_Problem description_. Each time a line of the listing holds "vehicula", copy that line.

_____

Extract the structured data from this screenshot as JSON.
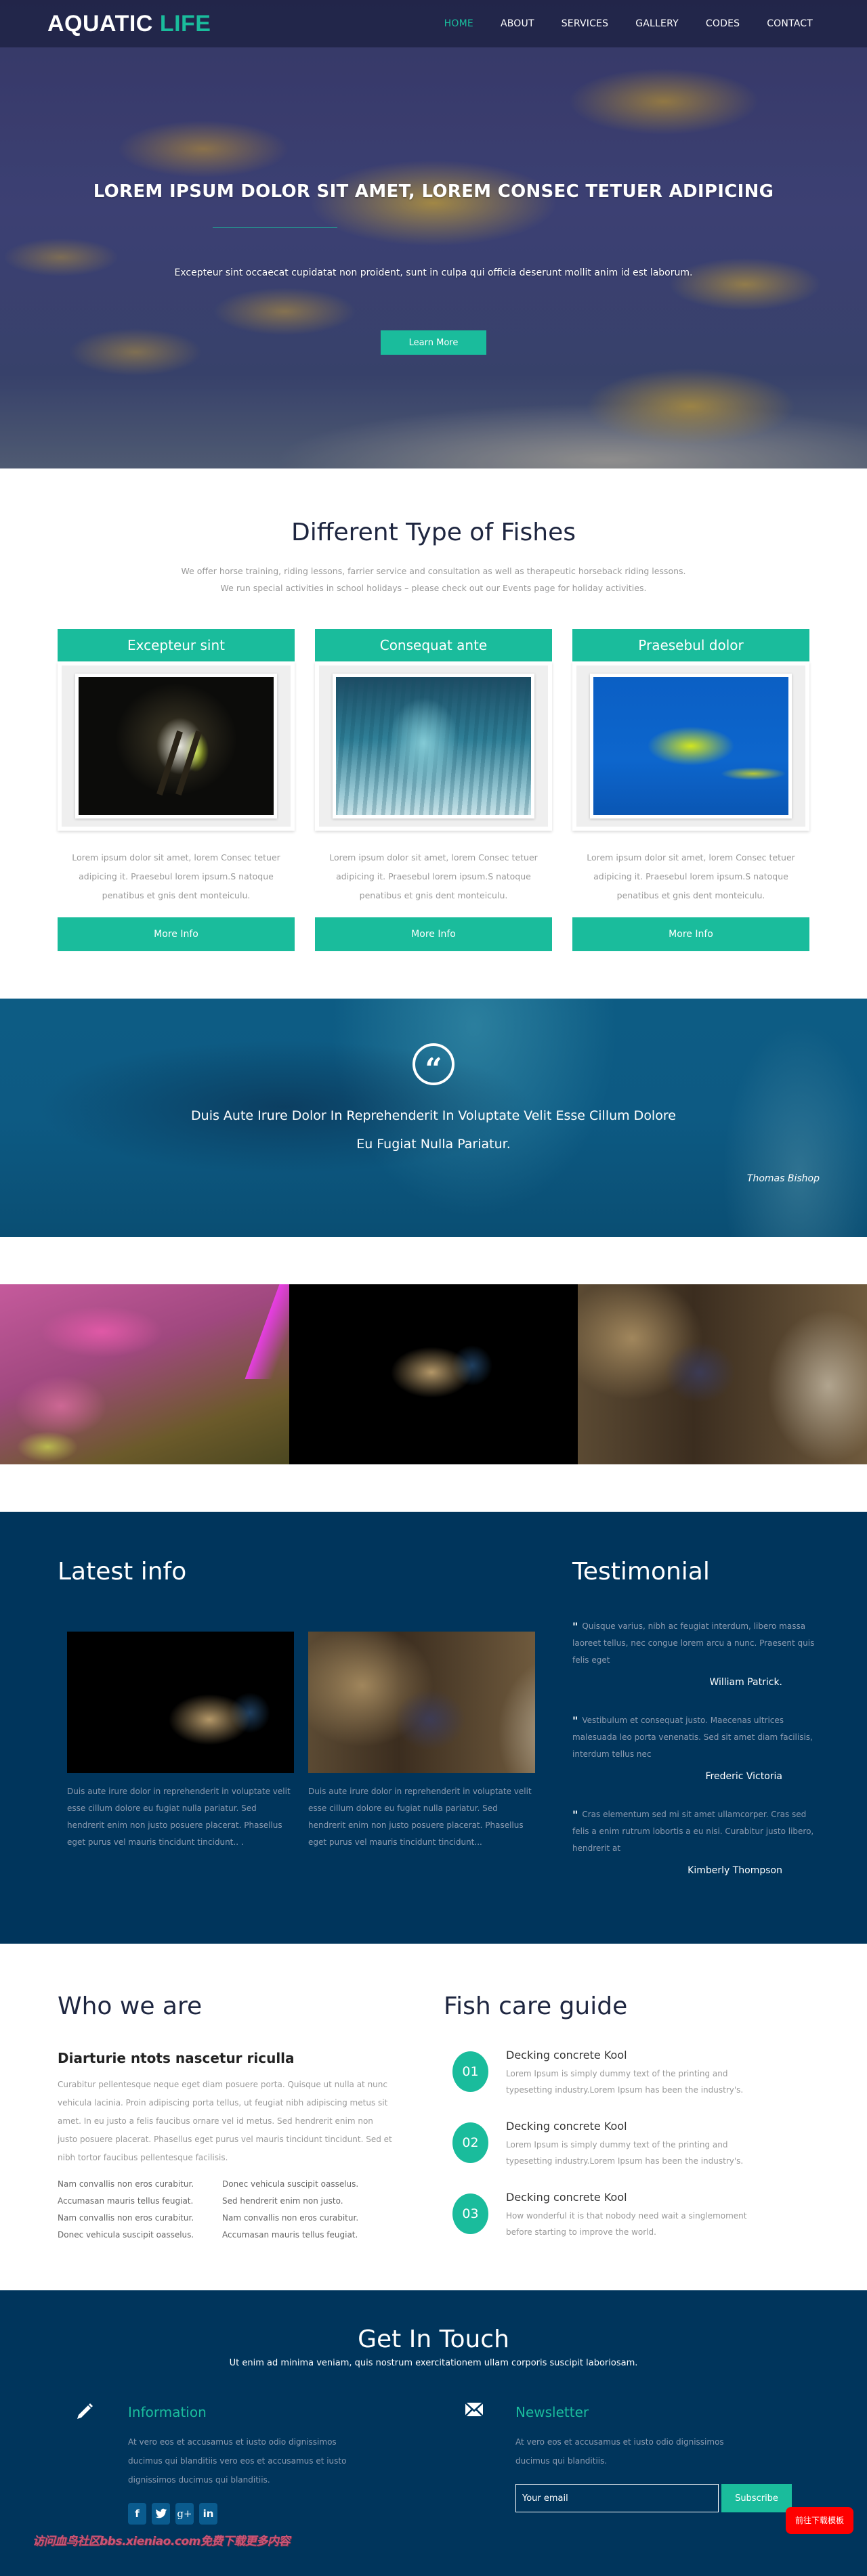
{
  "nav": {
    "logo_main": "AQUATIC",
    "logo_accent": "LIFE",
    "links": [
      "HOME",
      "ABOUT",
      "SERVICES",
      "GALLERY",
      "CODES",
      "CONTACT"
    ],
    "active_index": 0
  },
  "hero": {
    "title": "LOREM IPSUM DOLOR SIT AMET, LOREM CONSEC TETUER ADIPICING",
    "subtitle": "Excepteur sint occaecat cupidatat non proident, sunt in culpa qui officia deserunt mollit anim id est laborum.",
    "button": "Learn More"
  },
  "types": {
    "title": "Different Type of Fishes",
    "intro": "We offer horse training, riding lessons, farrier service and consultation as well as therapeutic horseback riding lessons. We run special activities in school holidays – please check out our Events page for holiday activities.",
    "cards": [
      {
        "title": "Excepteur sint",
        "text": "Lorem ipsum dolor sit amet, lorem Consec tetuer adipicing it. Praesebul lorem ipsum.S natoque penatibus et gnis dent monteiculu.",
        "button": "More Info"
      },
      {
        "title": "Consequat ante",
        "text": "Lorem ipsum dolor sit amet, lorem Consec tetuer adipicing it. Praesebul lorem ipsum.S natoque penatibus et gnis dent monteiculu.",
        "button": "More Info"
      },
      {
        "title": "Praesebul dolor",
        "text": "Lorem ipsum dolor sit amet, lorem Consec tetuer adipicing it. Praesebul lorem ipsum.S natoque penatibus et gnis dent monteiculu.",
        "button": "More Info"
      }
    ]
  },
  "quote": {
    "icon": "“",
    "text": "Duis Aute Irure Dolor In Reprehenderit In Voluptate Velit Esse Cillum Dolore Eu Fugiat Nulla Pariatur.",
    "author": "Thomas Bishop"
  },
  "latest": {
    "title": "Latest info",
    "items": [
      {
        "text": "Duis aute irure dolor in reprehenderit in voluptate velit esse cillum dolore eu fugiat nulla pariatur. Sed hendrerit enim non justo posuere placerat. Phasellus eget purus vel mauris tincidunt tincidunt.. ."
      },
      {
        "text": "Duis aute irure dolor in reprehenderit in voluptate velit esse cillum dolore eu fugiat nulla pariatur. Sed hendrerit enim non justo posuere placerat. Phasellus eget purus vel mauris tincidunt tincidunt..."
      }
    ]
  },
  "testimonial": {
    "title": "Testimonial",
    "quote_mark": "\"",
    "items": [
      {
        "text": "Quisque varius, nibh ac feugiat interdum, libero massa laoreet tellus, nec congue lorem arcu a nunc. Praesent quis felis eget",
        "name": "William Patrick."
      },
      {
        "text": "Vestibulum et consequat justo. Maecenas ultrices malesuada leo porta venenatis. Sed sit amet diam facilisis, interdum tellus nec",
        "name": "Frederic Victoria"
      },
      {
        "text": "Cras elementum sed mi sit amet ullamcorper. Cras sed felis a enim rutrum lobortis a eu nisi. Curabitur justo libero, hendrerit at",
        "name": "Kimberly Thompson"
      }
    ]
  },
  "who": {
    "title": "Who we are",
    "subtitle": "Diarturie ntots nascetur riculla",
    "text": "Curabitur pellentesque neque eget diam posuere porta. Quisque ut nulla at nunc vehicula lacinia. Proin adipiscing porta tellus, ut feugiat nibh adipiscing metus sit amet. In eu justo a felis faucibus ornare vel id metus. Sed hendrerit enim non justo posuere placerat. Phasellus eget purus vel mauris tincidunt tincidunt. Sed et nibh tortor faucibus pellentesque facilisis.",
    "list_left": [
      "Nam convallis non eros curabitur.",
      "Accumasan mauris tellus feugiat.",
      "Nam convallis non eros curabitur.",
      "Donec vehicula suscipit oasselus."
    ],
    "list_right": [
      "Donec vehicula suscipit oasselus.",
      "Sed hendrerit enim non justo.",
      "Nam convallis non eros curabitur.",
      "Accumasan mauris tellus feugiat."
    ]
  },
  "care": {
    "title": "Fish care guide",
    "steps": [
      {
        "num": "01",
        "title": "Decking concrete Kool",
        "text": "Lorem Ipsum is simply dummy text of the printing and typesetting industry.Lorem Ipsum has been the industry's."
      },
      {
        "num": "02",
        "title": "Decking concrete Kool",
        "text": "Lorem Ipsum is simply dummy text of the printing and typesetting industry.Lorem Ipsum has been the industry's."
      },
      {
        "num": "03",
        "title": "Decking concrete Kool",
        "text": "How wonderful it is that nobody need wait a singlemoment before starting to improve the world."
      }
    ]
  },
  "contact": {
    "title": "Get In Touch",
    "subtitle": "Ut enim ad minima veniam, quis nostrum exercitationem ullam corporis suscipit laboriosam.",
    "info_title": "Information",
    "info_text": "At vero eos et accusamus et iusto odio dignissimos ducimus qui blanditiis vero eos et accusamus et iusto dignissimos ducimus qui blanditiis.",
    "socials": [
      "f",
      "t",
      "g+",
      "in"
    ],
    "newsletter_title": "Newsletter",
    "newsletter_text": "At vero eos et accusamus et iusto odio dignissimos ducimus qui blanditiis.",
    "email_placeholder": "Your email",
    "subscribe_label": "Subscribe",
    "watermark": "访问血鸟社区bbs.xieniao.com免费下载更多内容",
    "download_badge": "前往下载模板"
  },
  "colors": {
    "accent": "#1abc9c",
    "navy": "#00355c",
    "heading": "#1e2640",
    "badge_red": "#ff0000"
  }
}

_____

_Response below_.
    "text": "Curabitur pellentesque neque eget diam posuere porta. Quisque ut nulla at nunc vehicula lacinia. Proin adipiscing porta tellus, ut feugiat nibh adipiscing metus sit amet. In eu justo a felis faucibus ornare vel id metus. Sed hendrerit enim non justo posuere placerat. Phasellus eget purus vel mauris tincidunt tincidunt. Sed et nibh tortor faucibus pellentesque facilisis.",
      "Donec vehicula suscipit oasselus."
      "Donec vehicula suscipit oasselus.",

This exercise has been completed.